• _TASK TO COMPLETE_
Return, from the material below, each line in which "icon" occurs.

• _MATERIAL SUPPLIED_
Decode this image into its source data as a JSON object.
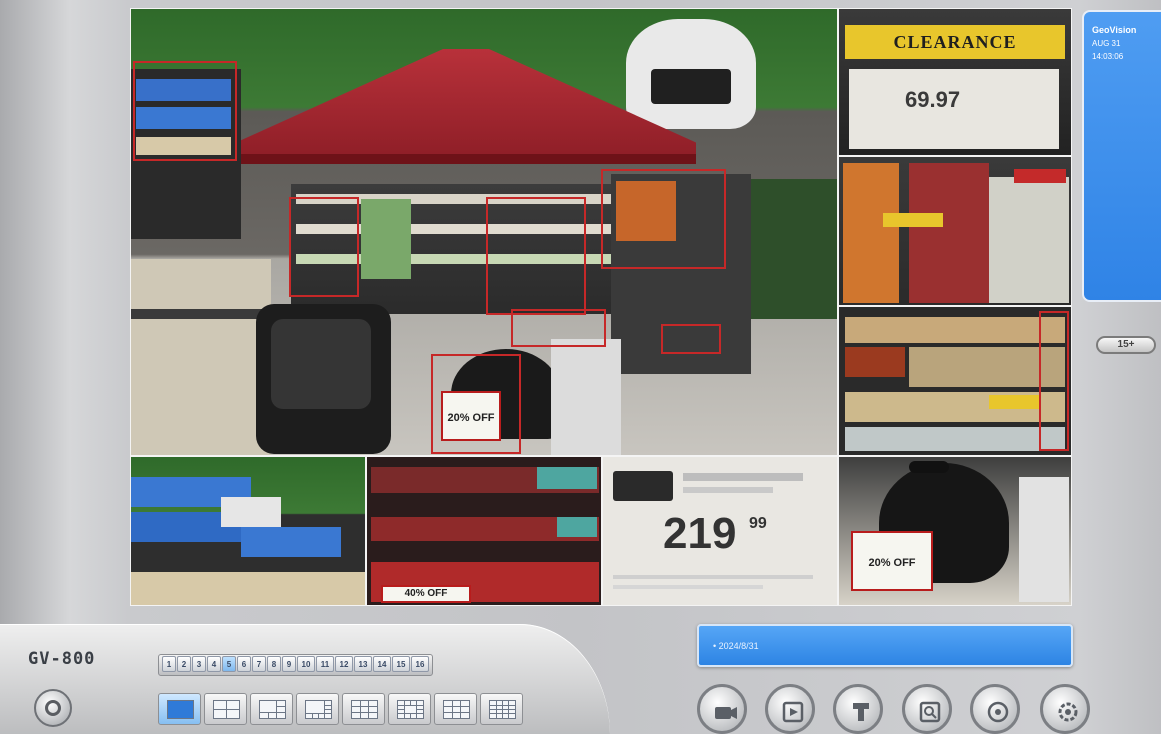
{
  "app": {
    "logo": "GV-800"
  },
  "info_panel": {
    "brand": "GeoVision",
    "date": "AUG 31",
    "time": "14:03:06"
  },
  "zoom_button": {
    "label": "15+"
  },
  "status_bar": {
    "text": "• 2024/8/31"
  },
  "cameras": {
    "main": {
      "price_sign": "20% OFF"
    },
    "top_right": {
      "banner": "CLEARANCE",
      "price": "69.97"
    },
    "bottom_3": {
      "sign": "40% OFF"
    },
    "bottom_4": {
      "price": "219",
      "cents": "99"
    },
    "bottom_5": {
      "sign": "20% OFF"
    }
  },
  "channels": [
    "1",
    "2",
    "3",
    "4",
    "5",
    "6",
    "7",
    "8",
    "9",
    "10",
    "11",
    "12",
    "13",
    "14",
    "15",
    "16"
  ],
  "active_channel_index": 4,
  "layouts": [
    "single",
    "quad",
    "1+5",
    "1+7",
    "nine",
    "1+12",
    "three-by-four",
    "sixteen"
  ],
  "active_layout_index": 0,
  "controls": [
    {
      "name": "camera-control-button",
      "icon": "camera-icon"
    },
    {
      "name": "playback-button",
      "icon": "playback-icon"
    },
    {
      "name": "ptz-button",
      "icon": "ptz-icon"
    },
    {
      "name": "search-button",
      "icon": "search-icon"
    },
    {
      "name": "network-button",
      "icon": "network-icon"
    },
    {
      "name": "settings-button",
      "icon": "settings-icon"
    }
  ],
  "colors": {
    "accent_blue": "#3b8ef0",
    "alarm_red": "#c62828"
  }
}
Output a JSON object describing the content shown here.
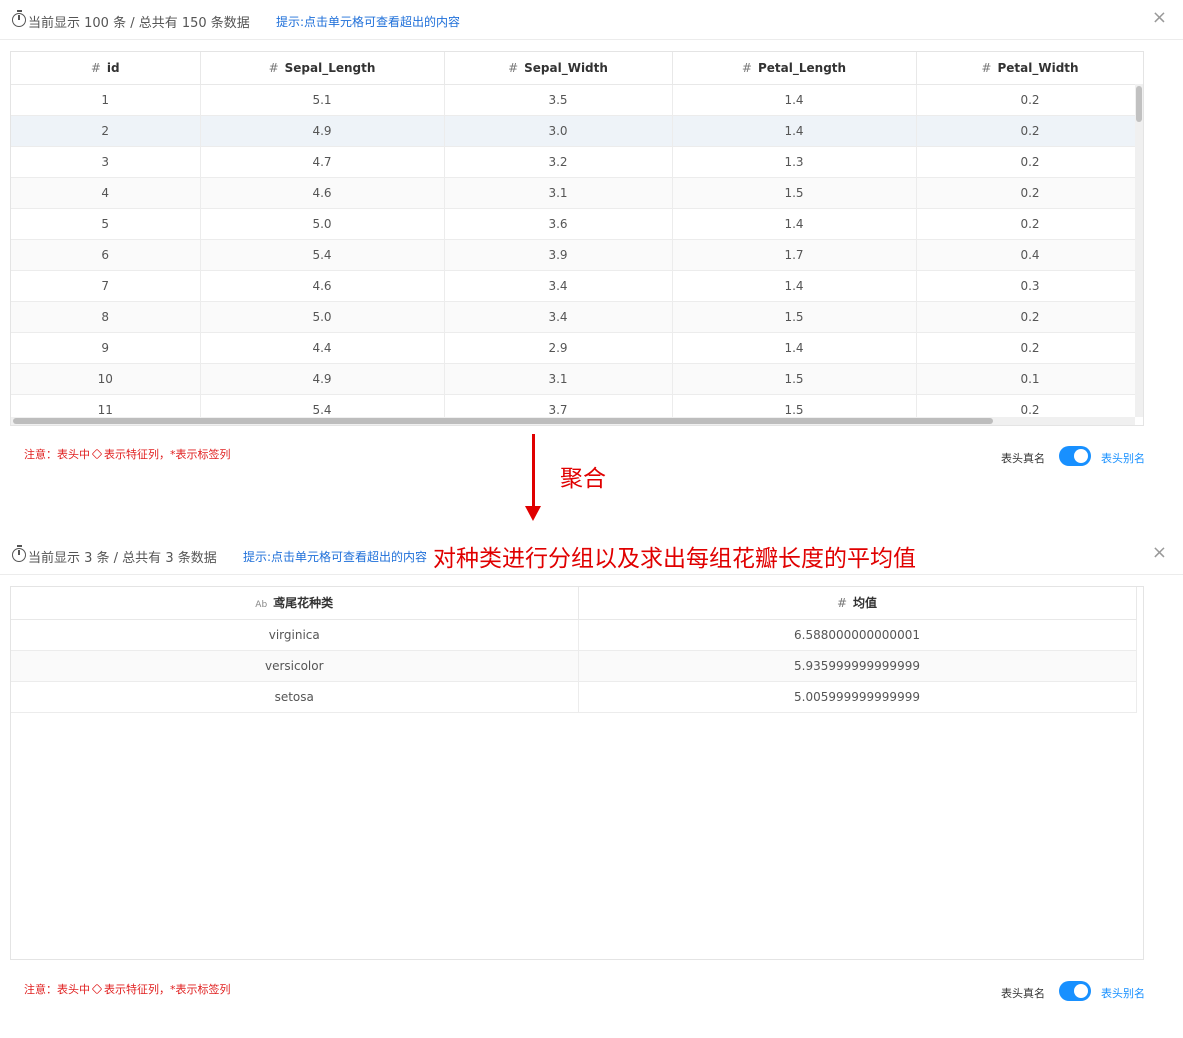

• _OUTPUT FOR THIS EXERCISE_
      "icon": "camera-icon"
      "icon": "playback-icon"
      "icon": "ptz-icon"
      "icon": "search-icon"
      "icon": "network-icon"
      "icon": "settings-icon"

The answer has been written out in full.